As we pointed out in that post, myriad critics have emerged to call into question the wisdom of any such plan. We summarized the central concerns of various individuals and groups opposed to the curtailment of family data by noting their fear that “much relevant information begins to lack when central data sources wither or dry up altogether.”
It makes sense that what is known about the American family -- especially information germane to new trends and patterns regarding its composition, diversity, the degree to which opinions relating to marriage and divorce may be changing, and so forth -- is largely dependent upon the compilation and close analysis of family-related data.
Given that, it conversely makes equal sense that much relevant information begins to lack when central data sources wither or dry up altogether.
Of all the forms, documents and various contracts that feature in family law in Georgia and across the country, perhaps no legal instrument is less understood and more vilified than the marital contract.
That agreement encompasses what are essentially twin siblings, namely, prenuptial (before marriage) and postnuptial (following marriage) agreements, respectively.
The focus in our post today is on the former, which is often a standard inclusion on the front pages of tabloid offerings featuring the marital breakups of celebrity couples.
Many people across the country continue to believe that, except for the obscenely wealthy, a prenuptial agreement is, well, not a good idea.
Put another way: Mentioning the topic prior to marriage is akin to dropping a bucket of ice water on a glowing candle.
Is marriage being distorted by Facebook?
Today’s blog post focuses on that very question, given that most people reportedly seek to portray their married lives in an upbeat, positive way, even if that reality is, well, not real.
A recent article visiting the topic of Facebook and its effects on how marriage is commonly portrayed online notes that the “average” American has quite a love affair -- if not an outright fixation -- on Facebook.
Spending a reported 4.5 hours a week on the social networking site would seem to readily confirm the view that there is a lot of personal engagement with the forum and with sharing many of life’s personal details and moments.
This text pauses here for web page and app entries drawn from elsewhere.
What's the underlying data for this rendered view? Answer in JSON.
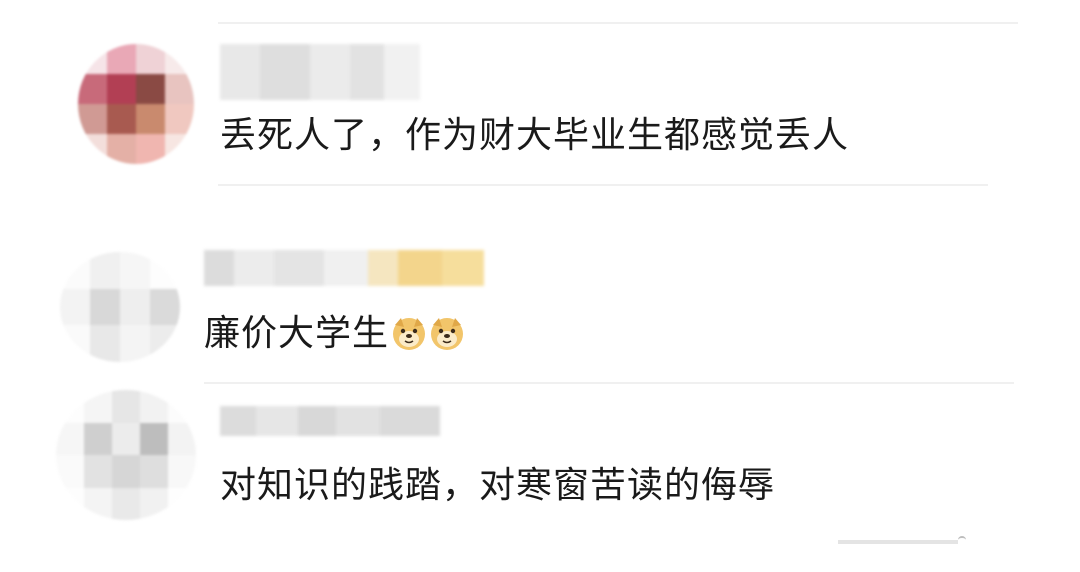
{
  "comments": [
    {
      "username": "",
      "text": "丢死人了，作为财大毕业生都感觉丢人",
      "emojis": []
    },
    {
      "username": "",
      "text": "廉价大学生",
      "emojis": [
        "doge-emoji",
        "doge-emoji"
      ]
    },
    {
      "username": "",
      "text": "对知识的践踏，对寒窗苦读的侮辱",
      "emojis": []
    }
  ],
  "colors": {
    "text": "#1a1a1a",
    "divider": "#f0f0f0",
    "blur_gray": "#e6e6e6",
    "blur_yellow": "#f7d98a"
  }
}
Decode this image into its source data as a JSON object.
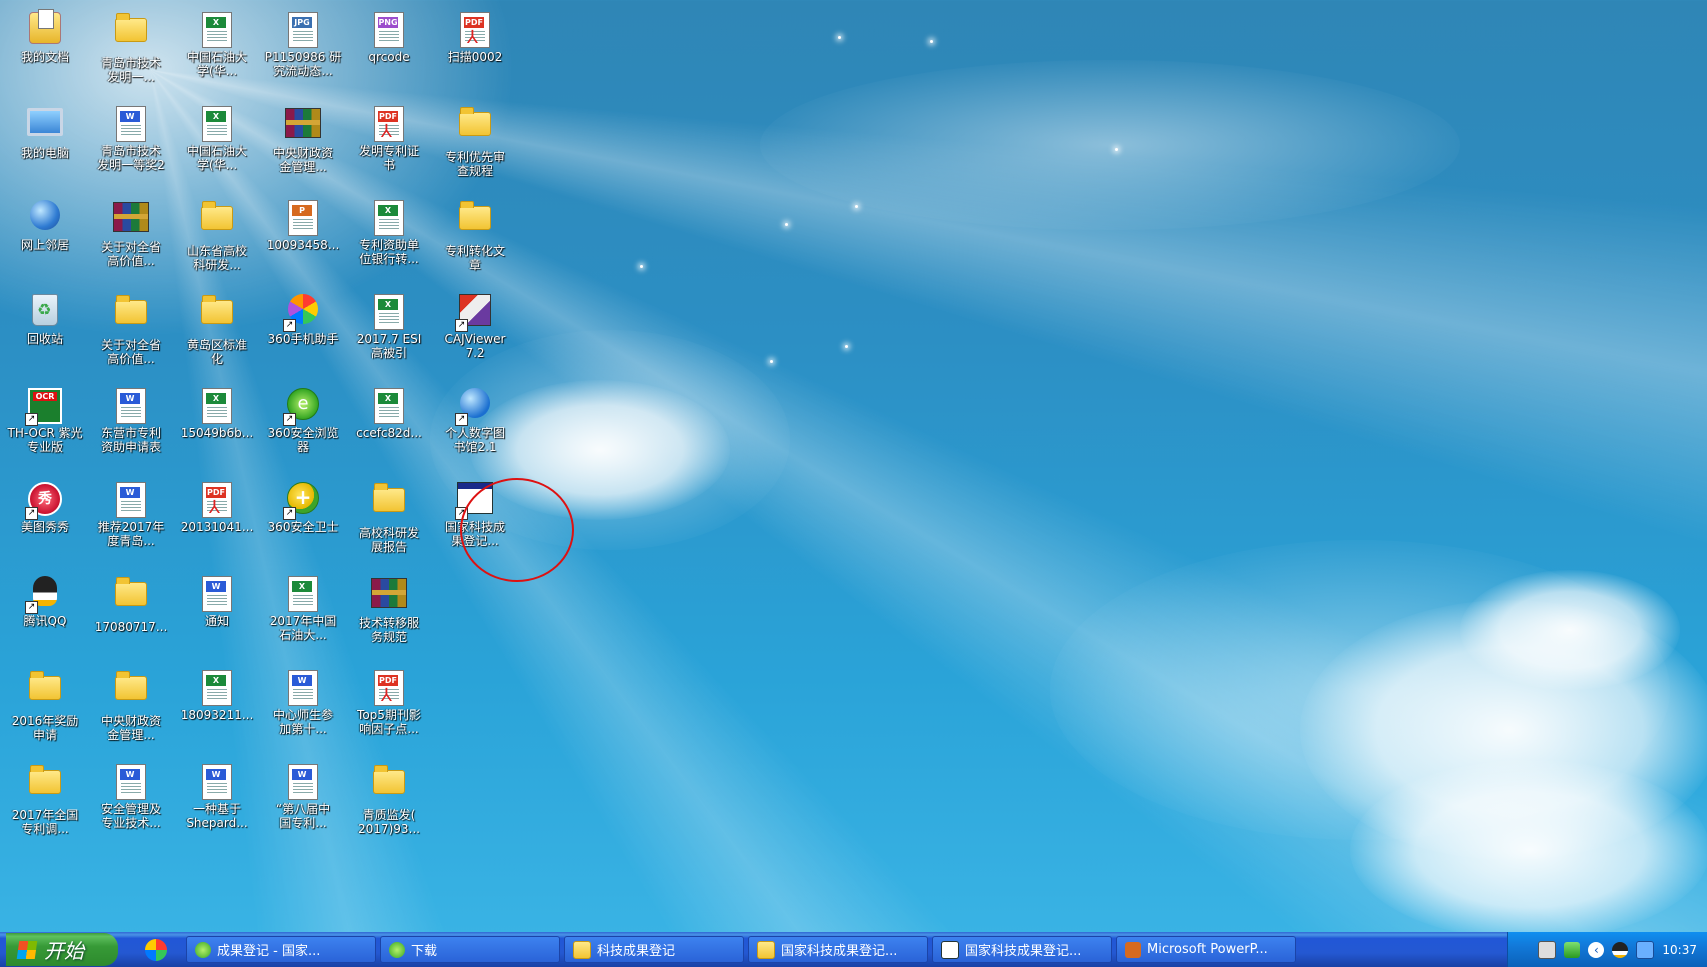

As many estate administration and family law lawyers often point out, trusts can be very dynamic legal tools that allow for optimal planning and flexibility.
Consider for a moment a case where parents seek to provide for their children as the kids enter adulthood, yet with the parents still maintaining some essential controls over assets that are ultimately pegged for the children.
A trust can achieve that aim, and in impressive fashion. Properly crafted with relevant input from a proven attorney, a trust can parcel out funds over time and for a specified reason. Some representative examples underscoring the flexibility and great utility of trusts include these fashioned outcomes:
- Money to be disbursed in installments when a child reaches the age of majority, paid out on dates specified in the trust instrument
- Funds to be released to pay for college tuition
- Trust principal to be used for an adult child’s home purchase
- Trust assets to be used to pay for a child’s wedding
You -- and perhaps your partner, as well -- might flatly know that your marriage is a failed enterprise, despite your good-faith efforts over a sustained period to make it work.
So, you resolve to divorce, but, pursuant to that decision, take note of all the couples you know that seem to be doing just fine in their partnerships. Many of them might even seem routinely blissful.
Is something wrong with you? Why is your marriage unhappy and destined for closure when so many people around you seem to be thriving in their married unions?
You learn to share as a kid. You might vaguely remember back to how difficult that seemed at times, but you persevered and figured it out.
You had to; it’s simply part and parcel of growing up.
And it certainly extends to adulthood. In fact, sharing is arguably what marriage is centrally about, with each party following betrothal learning to think about material things less in terms of “what’s mine” and more in terms of “what’s ours.”
That generally applies to the family home, the cars, the money that a couple works hard to earn to shelter themselves in retirement, and so forth.